In his first public comments since three US airlines launched a campaign against Etihad Airways and other Gulf carriers, Hogan called for reasoned debate based upon facts. He also warned against action, which would restrict competitive choice for millions of US and international air travellers in markets which the US airlines have chosen not to serve.
Hogan's speech laid out the key facts behind Etihad Airways' growth and its competitive strategy.
"As one of the newest national airlines anywhere in the world, we've had to create everything from scratch: every bit of product, every bit of our operations, every bit of our infrastructure," he said.
"Etihad is a David, a David who's been facing Goliaths since 2003, when we started. In virtually every market we've entered, we've had to face existing competitors, with established businesses, established infrastructure, established sales and marketing, established brands, and established customer bases."
"In many cases, those established airlines were gifted amazing infrastructure - airports, terminals, slots, landing rights - over decades. To take them on, we've had to work harder and we've had to work smarter. That's called competition."
"We've been helped by our geographic position. The Gulf is at the centre of today's trade and travel routes. Today's aircraft technology and the changing patterns of world trade mean we are positioned strongly for many new and emerging markets."

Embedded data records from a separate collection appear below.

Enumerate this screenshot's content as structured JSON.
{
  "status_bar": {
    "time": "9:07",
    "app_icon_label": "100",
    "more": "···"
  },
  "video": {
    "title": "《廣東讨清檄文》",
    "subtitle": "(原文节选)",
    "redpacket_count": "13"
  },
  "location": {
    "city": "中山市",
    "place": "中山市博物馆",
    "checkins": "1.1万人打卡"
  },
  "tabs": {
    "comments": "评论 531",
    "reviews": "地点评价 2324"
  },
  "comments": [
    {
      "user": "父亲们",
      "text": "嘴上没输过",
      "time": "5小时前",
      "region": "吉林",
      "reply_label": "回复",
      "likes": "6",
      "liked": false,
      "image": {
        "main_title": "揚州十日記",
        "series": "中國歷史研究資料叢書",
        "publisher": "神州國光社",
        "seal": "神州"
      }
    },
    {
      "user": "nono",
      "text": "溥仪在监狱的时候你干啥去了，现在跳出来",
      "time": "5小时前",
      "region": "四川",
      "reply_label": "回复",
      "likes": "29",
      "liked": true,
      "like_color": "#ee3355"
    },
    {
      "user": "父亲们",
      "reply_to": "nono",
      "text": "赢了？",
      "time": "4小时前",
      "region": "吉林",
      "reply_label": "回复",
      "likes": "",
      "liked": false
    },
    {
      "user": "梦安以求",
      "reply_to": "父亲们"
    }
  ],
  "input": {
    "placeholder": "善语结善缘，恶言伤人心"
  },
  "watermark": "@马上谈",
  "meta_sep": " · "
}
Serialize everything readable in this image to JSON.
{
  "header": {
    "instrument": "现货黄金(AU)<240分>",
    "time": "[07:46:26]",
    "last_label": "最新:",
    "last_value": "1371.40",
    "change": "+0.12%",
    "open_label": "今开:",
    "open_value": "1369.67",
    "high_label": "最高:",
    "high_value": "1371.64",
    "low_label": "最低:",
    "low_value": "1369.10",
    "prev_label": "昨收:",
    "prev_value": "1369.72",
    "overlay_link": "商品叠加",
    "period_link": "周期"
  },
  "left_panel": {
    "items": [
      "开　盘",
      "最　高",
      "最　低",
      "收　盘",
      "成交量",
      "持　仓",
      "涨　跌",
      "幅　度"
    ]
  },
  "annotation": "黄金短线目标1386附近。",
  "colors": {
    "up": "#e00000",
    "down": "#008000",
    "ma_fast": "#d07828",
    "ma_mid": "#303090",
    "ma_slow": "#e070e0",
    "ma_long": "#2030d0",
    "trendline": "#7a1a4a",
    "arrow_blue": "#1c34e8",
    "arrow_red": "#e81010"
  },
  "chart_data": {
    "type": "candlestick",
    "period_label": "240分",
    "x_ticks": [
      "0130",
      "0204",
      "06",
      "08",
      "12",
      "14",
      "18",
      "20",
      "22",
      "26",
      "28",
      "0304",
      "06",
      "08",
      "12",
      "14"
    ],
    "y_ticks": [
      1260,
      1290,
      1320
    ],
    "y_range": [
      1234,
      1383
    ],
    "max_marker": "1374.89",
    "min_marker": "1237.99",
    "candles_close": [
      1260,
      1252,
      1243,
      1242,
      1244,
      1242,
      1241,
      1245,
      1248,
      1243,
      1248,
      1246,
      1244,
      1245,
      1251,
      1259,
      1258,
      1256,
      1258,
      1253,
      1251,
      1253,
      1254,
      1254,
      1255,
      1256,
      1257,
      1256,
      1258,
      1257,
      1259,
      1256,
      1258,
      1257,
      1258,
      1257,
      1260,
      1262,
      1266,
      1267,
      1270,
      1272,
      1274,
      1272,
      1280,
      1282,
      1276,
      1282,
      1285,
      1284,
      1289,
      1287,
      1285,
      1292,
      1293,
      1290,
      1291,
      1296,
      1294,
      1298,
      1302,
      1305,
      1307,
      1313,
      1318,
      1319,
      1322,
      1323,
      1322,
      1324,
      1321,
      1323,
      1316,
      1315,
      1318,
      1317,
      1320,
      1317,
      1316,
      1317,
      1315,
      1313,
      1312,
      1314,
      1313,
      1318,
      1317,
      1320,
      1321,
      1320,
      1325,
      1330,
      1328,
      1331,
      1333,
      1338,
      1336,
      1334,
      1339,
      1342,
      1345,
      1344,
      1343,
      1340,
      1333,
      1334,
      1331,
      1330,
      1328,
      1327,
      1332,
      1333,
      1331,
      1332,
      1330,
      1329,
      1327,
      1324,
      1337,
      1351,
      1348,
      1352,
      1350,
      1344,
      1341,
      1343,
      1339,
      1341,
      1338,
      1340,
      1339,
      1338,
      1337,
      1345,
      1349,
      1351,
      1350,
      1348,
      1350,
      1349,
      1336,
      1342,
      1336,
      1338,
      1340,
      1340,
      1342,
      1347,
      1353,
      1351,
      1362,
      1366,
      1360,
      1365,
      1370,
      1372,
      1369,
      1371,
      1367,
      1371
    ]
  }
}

"We've been helped by our blank sheet of paper - no legacy systems, no legacy aircraft, no legacy mindsets."
"And we've been pushed hard by the vision and ambition of our shareholder to create a globally competitive airline."
Hogan said the "secret" behind Etihad Airways' rapid growth was nothing more than incredible customer service, delivered on modern new aircraft, with world-leading product, at competitive prices, on routes people want to fly. He also said that Etihad Airways had been more transparent about its business than other airlines.
"Etihad Airways has had a greater focus on reaching and delivering sustainable profitability - we believe - than any other national airline in history," he said. "We set a timetable to break even within a decade and we beat that target. We've delivered a net profit in each of the last three years.
"I say 'we believe' because it is surprisingly hard to find financial information about the first one or two decades of national airlines around the world. We get criticized regularly for our so-called lack of transparency but we see few national airlines that were as open in their first stages of development, as we are being in ours."
As a national airline owned by its government, said Hogan, Etihad Airways is no different than scores of airlines around the world. The airline has always made clear it has received equity investment and shareholder loans, which have been supplemented by 10.5 billion in loans from international financial institutions.